President Donald Trump announced that the three American Christians being held in North Korea have been released, vowing to personally greet them when they arrive back on American soil.
"I am pleased to inform you that Secretary of State Mike Pompeo is in the air and on his way back from North Korea with the three wonderful gentlemen that everyone is looking so forward to meeting. They seem to be in good health," Trump wrote on Twitter Wednesday morning.
"Secretary Pompeo and his 'guests' will be landing at Andrews Air Force Base at 2:00 A.M. in the morning. I will be there to greet them. Very exciting!" the U.S. president added in a follow-up tweet.
Pompeo had traveled this week to meet with North Korean leader Kim Jong Un and secure the release of the prisoners, Kim Dong-chul, Kim Hak-song, and Tony Kim, all who had been held on various charges relating to espionage and their Christian faith.
Kim Dong-chul was sentenced to 10 years of hard labor after his arrest in 2015; Tony Kim was detained in April 2017, while Kim Hak-song was arrested in May 2017.
Trump added that Pompeo had a "good meeting" with Kim. He also announced that the date and place for his historic summit with the North Korean leader have been set, though he did not share specifics.
The release of the American prisoners comes amid hopes of warming relations with the North Korean regime, which only last year had threatened America with bombings.

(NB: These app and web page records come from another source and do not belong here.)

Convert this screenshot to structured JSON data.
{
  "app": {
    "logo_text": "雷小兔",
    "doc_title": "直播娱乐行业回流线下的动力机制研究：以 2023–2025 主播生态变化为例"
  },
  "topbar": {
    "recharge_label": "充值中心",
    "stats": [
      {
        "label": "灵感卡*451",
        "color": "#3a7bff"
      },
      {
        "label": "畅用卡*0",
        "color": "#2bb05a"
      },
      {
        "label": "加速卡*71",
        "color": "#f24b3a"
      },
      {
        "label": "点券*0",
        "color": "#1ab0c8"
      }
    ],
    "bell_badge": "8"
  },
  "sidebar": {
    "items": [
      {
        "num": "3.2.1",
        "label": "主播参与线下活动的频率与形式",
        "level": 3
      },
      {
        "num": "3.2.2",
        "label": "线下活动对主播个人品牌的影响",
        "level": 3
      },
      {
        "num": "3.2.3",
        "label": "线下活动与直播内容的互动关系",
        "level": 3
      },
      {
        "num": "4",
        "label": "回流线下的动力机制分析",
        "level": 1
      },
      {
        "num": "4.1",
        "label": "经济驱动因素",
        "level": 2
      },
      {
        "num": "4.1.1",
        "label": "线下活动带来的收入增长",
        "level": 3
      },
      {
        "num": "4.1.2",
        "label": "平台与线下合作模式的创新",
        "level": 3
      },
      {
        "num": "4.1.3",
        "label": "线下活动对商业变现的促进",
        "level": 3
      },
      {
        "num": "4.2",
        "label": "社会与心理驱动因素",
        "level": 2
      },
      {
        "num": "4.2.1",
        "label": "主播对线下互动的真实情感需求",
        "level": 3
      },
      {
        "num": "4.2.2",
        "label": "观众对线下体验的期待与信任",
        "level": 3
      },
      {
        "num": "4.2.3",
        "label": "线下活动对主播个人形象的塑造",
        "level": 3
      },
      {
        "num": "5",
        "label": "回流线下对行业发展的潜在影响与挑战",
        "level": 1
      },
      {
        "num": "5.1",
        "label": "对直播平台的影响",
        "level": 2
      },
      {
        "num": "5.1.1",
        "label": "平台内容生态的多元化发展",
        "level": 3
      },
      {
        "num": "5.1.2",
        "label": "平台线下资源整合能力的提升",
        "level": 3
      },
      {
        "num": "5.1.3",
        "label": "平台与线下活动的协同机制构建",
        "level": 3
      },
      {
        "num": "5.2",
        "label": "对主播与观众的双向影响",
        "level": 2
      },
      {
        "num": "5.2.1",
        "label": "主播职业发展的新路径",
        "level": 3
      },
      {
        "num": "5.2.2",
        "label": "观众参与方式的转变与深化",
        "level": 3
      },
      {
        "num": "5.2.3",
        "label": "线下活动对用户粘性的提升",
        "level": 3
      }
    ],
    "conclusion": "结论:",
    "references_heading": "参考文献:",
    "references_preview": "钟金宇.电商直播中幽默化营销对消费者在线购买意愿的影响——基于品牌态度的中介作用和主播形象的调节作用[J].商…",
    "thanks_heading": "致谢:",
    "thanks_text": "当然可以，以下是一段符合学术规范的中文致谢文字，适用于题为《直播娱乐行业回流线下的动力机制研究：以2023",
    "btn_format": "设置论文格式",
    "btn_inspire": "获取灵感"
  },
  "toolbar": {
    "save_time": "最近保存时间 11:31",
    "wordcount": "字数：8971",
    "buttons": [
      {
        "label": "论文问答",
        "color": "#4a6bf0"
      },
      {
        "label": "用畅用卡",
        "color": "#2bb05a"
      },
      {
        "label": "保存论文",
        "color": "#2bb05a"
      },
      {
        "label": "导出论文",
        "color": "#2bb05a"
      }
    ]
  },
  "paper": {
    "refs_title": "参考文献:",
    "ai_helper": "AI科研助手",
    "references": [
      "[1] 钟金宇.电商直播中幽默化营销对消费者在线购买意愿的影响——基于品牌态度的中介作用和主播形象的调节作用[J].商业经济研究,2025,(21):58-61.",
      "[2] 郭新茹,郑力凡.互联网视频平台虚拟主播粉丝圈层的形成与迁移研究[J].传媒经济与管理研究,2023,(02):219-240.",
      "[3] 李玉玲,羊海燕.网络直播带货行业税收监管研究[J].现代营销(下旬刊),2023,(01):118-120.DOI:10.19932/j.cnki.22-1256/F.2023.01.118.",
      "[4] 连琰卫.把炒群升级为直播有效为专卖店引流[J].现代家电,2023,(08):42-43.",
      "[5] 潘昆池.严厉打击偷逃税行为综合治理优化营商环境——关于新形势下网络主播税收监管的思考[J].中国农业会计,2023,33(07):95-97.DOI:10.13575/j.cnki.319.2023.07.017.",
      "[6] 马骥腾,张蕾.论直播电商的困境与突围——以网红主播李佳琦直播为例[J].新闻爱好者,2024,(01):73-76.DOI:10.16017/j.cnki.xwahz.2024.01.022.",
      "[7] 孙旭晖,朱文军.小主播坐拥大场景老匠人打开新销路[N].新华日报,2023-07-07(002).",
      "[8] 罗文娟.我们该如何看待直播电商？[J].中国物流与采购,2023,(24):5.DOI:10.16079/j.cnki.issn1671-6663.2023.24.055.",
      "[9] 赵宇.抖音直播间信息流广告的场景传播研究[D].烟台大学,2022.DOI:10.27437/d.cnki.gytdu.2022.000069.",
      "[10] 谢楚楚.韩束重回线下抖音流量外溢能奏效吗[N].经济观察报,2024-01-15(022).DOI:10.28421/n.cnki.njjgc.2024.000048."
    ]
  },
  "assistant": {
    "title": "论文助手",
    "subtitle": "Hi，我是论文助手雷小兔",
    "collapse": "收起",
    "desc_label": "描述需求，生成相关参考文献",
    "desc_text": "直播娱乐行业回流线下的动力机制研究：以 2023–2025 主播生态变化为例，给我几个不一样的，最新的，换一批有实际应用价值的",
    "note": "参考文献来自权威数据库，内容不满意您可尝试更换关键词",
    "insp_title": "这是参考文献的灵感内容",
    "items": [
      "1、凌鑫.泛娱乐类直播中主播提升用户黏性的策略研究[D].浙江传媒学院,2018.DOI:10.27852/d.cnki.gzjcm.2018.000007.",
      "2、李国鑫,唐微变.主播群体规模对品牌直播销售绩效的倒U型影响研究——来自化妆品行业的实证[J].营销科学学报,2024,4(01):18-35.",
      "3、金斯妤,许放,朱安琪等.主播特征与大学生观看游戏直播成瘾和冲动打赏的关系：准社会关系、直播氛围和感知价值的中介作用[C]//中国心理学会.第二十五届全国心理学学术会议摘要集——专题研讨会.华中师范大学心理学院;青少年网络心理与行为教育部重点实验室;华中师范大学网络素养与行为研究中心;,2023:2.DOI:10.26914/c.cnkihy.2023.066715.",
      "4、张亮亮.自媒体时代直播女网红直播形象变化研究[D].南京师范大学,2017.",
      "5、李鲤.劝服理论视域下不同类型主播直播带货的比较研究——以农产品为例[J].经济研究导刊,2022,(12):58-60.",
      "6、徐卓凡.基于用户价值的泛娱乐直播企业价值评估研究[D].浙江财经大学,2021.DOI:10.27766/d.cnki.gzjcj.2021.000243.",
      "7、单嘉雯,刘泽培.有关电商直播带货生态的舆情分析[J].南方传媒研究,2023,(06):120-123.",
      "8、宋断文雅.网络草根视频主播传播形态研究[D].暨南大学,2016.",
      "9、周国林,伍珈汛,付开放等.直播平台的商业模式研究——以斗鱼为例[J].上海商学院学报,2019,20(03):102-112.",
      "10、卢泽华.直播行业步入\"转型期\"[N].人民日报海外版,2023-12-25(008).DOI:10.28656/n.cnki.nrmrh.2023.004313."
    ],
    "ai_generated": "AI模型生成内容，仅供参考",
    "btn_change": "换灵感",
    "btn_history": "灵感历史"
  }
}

Trump and Kim are expected to meet either late in May or in June and talk about North Korea rolling back its nuclear missiles program, potentially in exchange for sanctions relief.
Activists such as Suzanne Scholte, who chairs the North Korea Freedom Coalition, have warned that unless Kim shows with actions that he is willing to improve the human rights conditions in his country, there should be no negotiations.
"I would not sit down and talk with him until some of those things are demonstrated," Scholte told The Christian Post in an interview in April.
"Stopping the torture and detention of people. Stop persecuting people for religious faith. If they would end that, those would be some signs" of good faith, she added.
Persecution watchdog group Open Doors USA, which lists North Korea as the worst persecutor of Christians in the world, said that the release of the three prisoners is a "positive step," but more work is needed.
"To keep progressing, this first gesture of goodwill must now be followed by further actions to address the long-running, systematic human rights abuses that still plague the people of North Korea. Building on this positive development, we must continue to advocate for the release of political and ideological prisoners among the estimated 250,000 North Koreans in Kim Jong Un's prison system," said David Curry, president and CEO of Open Doors USA, in a statement Wednesday.
"We must continue to call attention to the 50,000 Christians who have been detained in these interrogation centers, prison cells and work camps. And we must continue to work toward religious freedoms for the estimated 300,000 North Korean Christians who must practice their faith under threat of harassment, imprisonment and even death."
Curry urged the Trump administration to push Kim to allow the Red Cross and the United Nations Council of Inquiry to visit the country's labor camps, in order to gain transparency into how hundreds of thousands of people are being treated.
"While the freedom of three American prisoners is a fantastic start, let's acknowledge that Kim has not yet ushered in freedom for all. Don't let these recent positive developments be perceived as the celebratory end of the freedom work in North Korea, and instead let it mark the beginning," Curry warned.